This year, Daylight Saving Time ends on Nov. 1. During the middle of the night, people’s clocks will fall back by one hour. Many people welcome this extra hour, since they believe it allows them to catch up on sleep. Yet, it takes time for the human body’s circadian rhythms to adjust to this new pattern.

As a result of this disruption, motor vehicle accidents increase following the end of Daylight Saving Time. To protect themselves, motorists must know how they can recognize signs of drowsiness and stay alert while driving.

Indicators of drowsiness

Each year, around 100,000 motor vehicle accidents occur – in part or in full – due to drowsy driving. Thousands of people die as a result of these collisions, and many more sustain non-fatal injuries.
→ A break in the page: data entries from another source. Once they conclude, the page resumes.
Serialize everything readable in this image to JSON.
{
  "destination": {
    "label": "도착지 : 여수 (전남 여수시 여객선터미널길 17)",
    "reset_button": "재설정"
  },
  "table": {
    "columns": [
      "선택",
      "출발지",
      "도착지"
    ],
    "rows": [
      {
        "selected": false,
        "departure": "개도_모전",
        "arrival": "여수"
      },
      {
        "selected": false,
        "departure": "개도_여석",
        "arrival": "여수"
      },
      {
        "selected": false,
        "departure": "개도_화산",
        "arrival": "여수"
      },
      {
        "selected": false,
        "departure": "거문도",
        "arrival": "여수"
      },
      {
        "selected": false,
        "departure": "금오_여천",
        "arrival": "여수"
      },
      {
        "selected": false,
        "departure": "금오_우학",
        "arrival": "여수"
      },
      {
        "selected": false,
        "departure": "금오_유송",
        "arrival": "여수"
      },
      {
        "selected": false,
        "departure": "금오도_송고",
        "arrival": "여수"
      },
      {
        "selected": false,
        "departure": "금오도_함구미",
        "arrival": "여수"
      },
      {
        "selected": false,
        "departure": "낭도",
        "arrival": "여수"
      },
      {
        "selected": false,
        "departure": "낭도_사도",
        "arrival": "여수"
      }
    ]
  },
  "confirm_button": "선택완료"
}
Furthermore, over 40% of adult motorists admit to falling asleep behind the wheel at least once in their lifetime.

These numbers are reason enough for motorists to consider how alert they are next time they get behind the wheel. Some common indicators of drowsiness include:

  • Drifting across the center line or between lanes
  • Having difficulty maintaining a consistent speed
  • Hitting a rumble strip
  • Lacking recollection of the last few miles driven
  • Missing a turn, exit or traffic signs
  • Nodding off
  • Yawning or blinking frequently

Ways to avoid drowsy driving

Without proper sleep, many motorists revert to coffee – or other caffeinated beverages – to wake them up while driving. This may work as a short-term boost, especially combined with a short nap. Over longer periods, though, it is less effective.

Adequate sleep is a more reliable antidote to drowsy driving. Over one-third of adults in the United States report being underslept, meaning that they sleep less than seven to nine hours per night. By getting enough rest, motorists will feel more alert, which can improve their focus and awareness while driving.

Drowsy driving can also happen due to side effects of prescription medication. Motorists, then, must check theirs for any before taking it. If their medication could cause drowsiness, they will want to arrange alternative transportation for any trips they need to make.